Public Health Risks

Concerns regarding public health risks associated with nuclear energy necessitate a thorough examination of potential impacts on human well-being and safety. One of the primary risks is exposure to radiation. Accidental releases of radioactive materials can have severe consequences on public health, leading to an increased risk of cancer, genetic mutations, and other health issues.

The proximity of nuclear power plants to residential areas raises concerns about the potential health effects of routine emissions as well as the catastrophic outcomes of a major accident.

Furthermore, the storage and disposal of nuclear waste pose long-term health risks. Radioactive waste remains hazardous for thousands of years, necessitating secure storage facilities to prevent contamination of the environment and public health. Inadequate management of nuclear waste can lead to groundwater contamination, soil pollution, and harmful exposure to radiation.

Public health risks associated with nuclear energy highlight the importance of stringent safety regulations, emergency preparedness, and ongoing monitoring to safeguard the well-being of communities living near nuclear facilities.

Decommissioning Challenges

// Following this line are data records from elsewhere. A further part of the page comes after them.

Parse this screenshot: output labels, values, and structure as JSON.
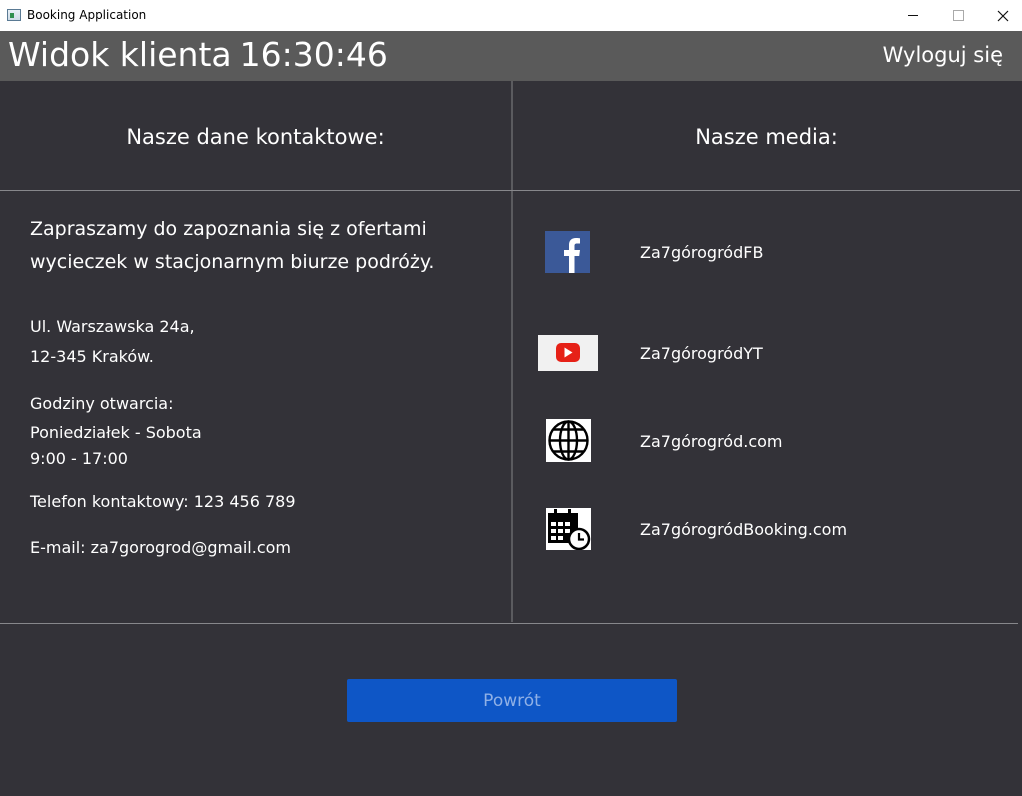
{
  "window": {
    "title": "Booking Application"
  },
  "header": {
    "view_title": "Widok klienta",
    "clock": "16:30:46",
    "logout_label": "Wyloguj się"
  },
  "contact": {
    "heading": "Nasze dane kontaktowe:",
    "intro": "Zapraszamy do zapoznania się z ofertami wycieczek w stacjonarnym biurze podróży.",
    "address_line1": "Ul. Warszawska 24a,",
    "address_line2": "12-345 Kraków.",
    "hours_label": "Godziny otwarcia:",
    "hours_days": "Poniedziałek - Sobota",
    "hours_time": "9:00 - 17:00",
    "phone": "Telefon kontaktowy: 123 456 789",
    "email": "E-mail: za7gorogrod@gmail.com"
  },
  "media": {
    "heading": "Nasze media:",
    "items": [
      {
        "icon": "facebook-icon",
        "label": "Za7górogródFB"
      },
      {
        "icon": "youtube-icon",
        "label": "Za7górogródYT"
      },
      {
        "icon": "globe-icon",
        "label": "Za7górogród.com"
      },
      {
        "icon": "calendar-clock-icon",
        "label": "Za7górogródBooking.com"
      }
    ]
  },
  "footer": {
    "back_label": "Powrót"
  },
  "colors": {
    "background": "#333238",
    "header": "#5a5a5a",
    "button": "#0e56c6",
    "facebook": "#3b5998",
    "youtube": "#e62117"
  }
}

Given the operational lifespan of nuclear power plants and the associated risks of radioactive materials, decommissioning challenges emerge as a critical aspect of the nuclear energy industry. Decommissioning a nuclear power plant involves safely dismantling and decontaminating the facility once it reaches the end of its operational life.

One of the main challenges faced during decommissioning is the management of radioactive waste. This waste requires special handling and disposal methods to ensure it does not pose a risk to human health or the environment.

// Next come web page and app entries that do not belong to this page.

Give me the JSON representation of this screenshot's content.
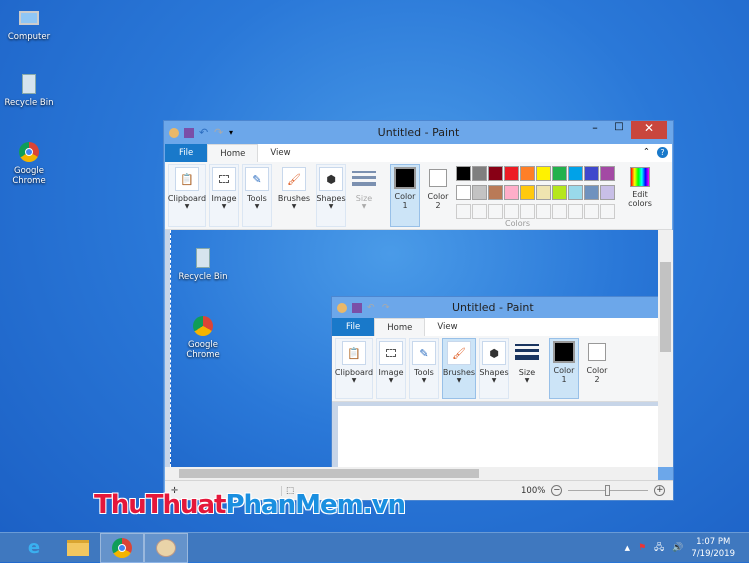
{
  "desktop": {
    "icons": [
      {
        "label": "Computer"
      },
      {
        "label": "Recycle Bin"
      },
      {
        "label": "Google Chrome"
      }
    ]
  },
  "paint": {
    "title": "Untitled - Paint",
    "tabs": {
      "file": "File",
      "home": "Home",
      "view": "View"
    },
    "groups": {
      "clipboard": "Clipboard",
      "image": "Image",
      "tools": "Tools",
      "brushes": "Brushes",
      "shapes": "Shapes",
      "size": "Size",
      "color1": "Color\n1",
      "color2": "Color\n2",
      "edit_colors": "Edit colors",
      "colors": "Colors"
    },
    "palette": [
      "#000000",
      "#7f7f7f",
      "#880015",
      "#ed1c24",
      "#ff7f27",
      "#fff200",
      "#22b14c",
      "#00a2e8",
      "#3f48cc",
      "#a349a4",
      "#ffffff",
      "#c3c3c3",
      "#b97a57",
      "#ffaec9",
      "#ffc90e",
      "#efe4b0",
      "#b5e61d",
      "#99d9ea",
      "#7092be",
      "#c8bfe7"
    ],
    "zoom": "100%"
  },
  "pasted": {
    "icons": [
      {
        "label": "Recycle Bin"
      },
      {
        "label": "Google Chrome"
      }
    ]
  },
  "watermark": {
    "part1": "ThuThuat",
    "part2": "PhanMem",
    "part3": ".vn"
  },
  "taskbar": {
    "time": "1:07 PM",
    "date": "7/19/2019"
  }
}
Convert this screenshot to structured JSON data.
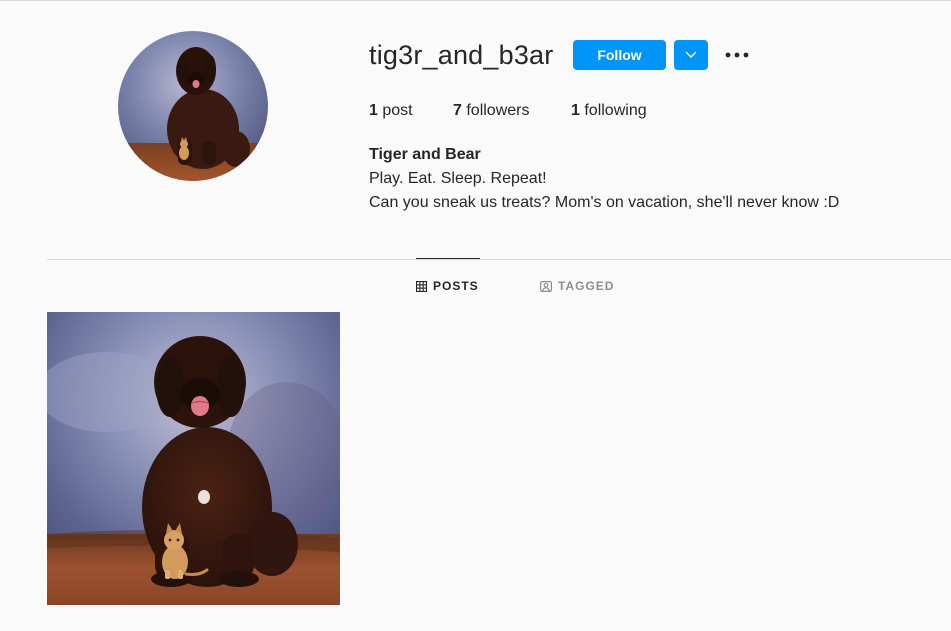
{
  "profile": {
    "username": "tig3r_and_b3ar",
    "follow_label": "Follow",
    "stats": {
      "posts_count": "1",
      "posts_label": " post",
      "followers_count": "7",
      "followers_label": " followers",
      "following_count": "1",
      "following_label": " following"
    },
    "bio": {
      "name": "Tiger and Bear",
      "line1": "Play. Eat. Sleep. Repeat!",
      "line2": "Can you sneak us treats? Mom's on vacation, she'll never know :D"
    }
  },
  "tabs": [
    {
      "label": "POSTS",
      "icon": "grid-icon",
      "active": true
    },
    {
      "label": "TAGGED",
      "icon": "tagged-icon",
      "active": false
    }
  ],
  "posts": [
    {
      "image": "newfoundland-dog-with-orange-kitten"
    }
  ],
  "colors": {
    "accent": "#0095f6",
    "text": "#262626",
    "muted": "#8e8e8e",
    "background": "#fafafa",
    "border": "#dbdbdb"
  }
}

Another significant challenge is the cost involved in decommissioning. The process can be expensive due to the need for specialized equipment and trained personnel to carry out the dismantling and decontamination procedures safely. Additionally, the time required for decommissioning can stretch over several decades, during which regulatory requirements may change, adding further complexity to the process.


In conclusion, nuclear energy offers advantages such as:

  • low greenhouse gas emissions
  • high energy output
  • job creation

However, it also presents challenges including:

  • radioactive waste disposal
  • proliferation concerns
  • public health risks

Addressing these issues requires careful consideration of the trade-offs involved in utilizing nuclear power as a source of energy.

Ultimately, the decision to invest in nuclear energy must be weighed against its potential benefits and drawbacks.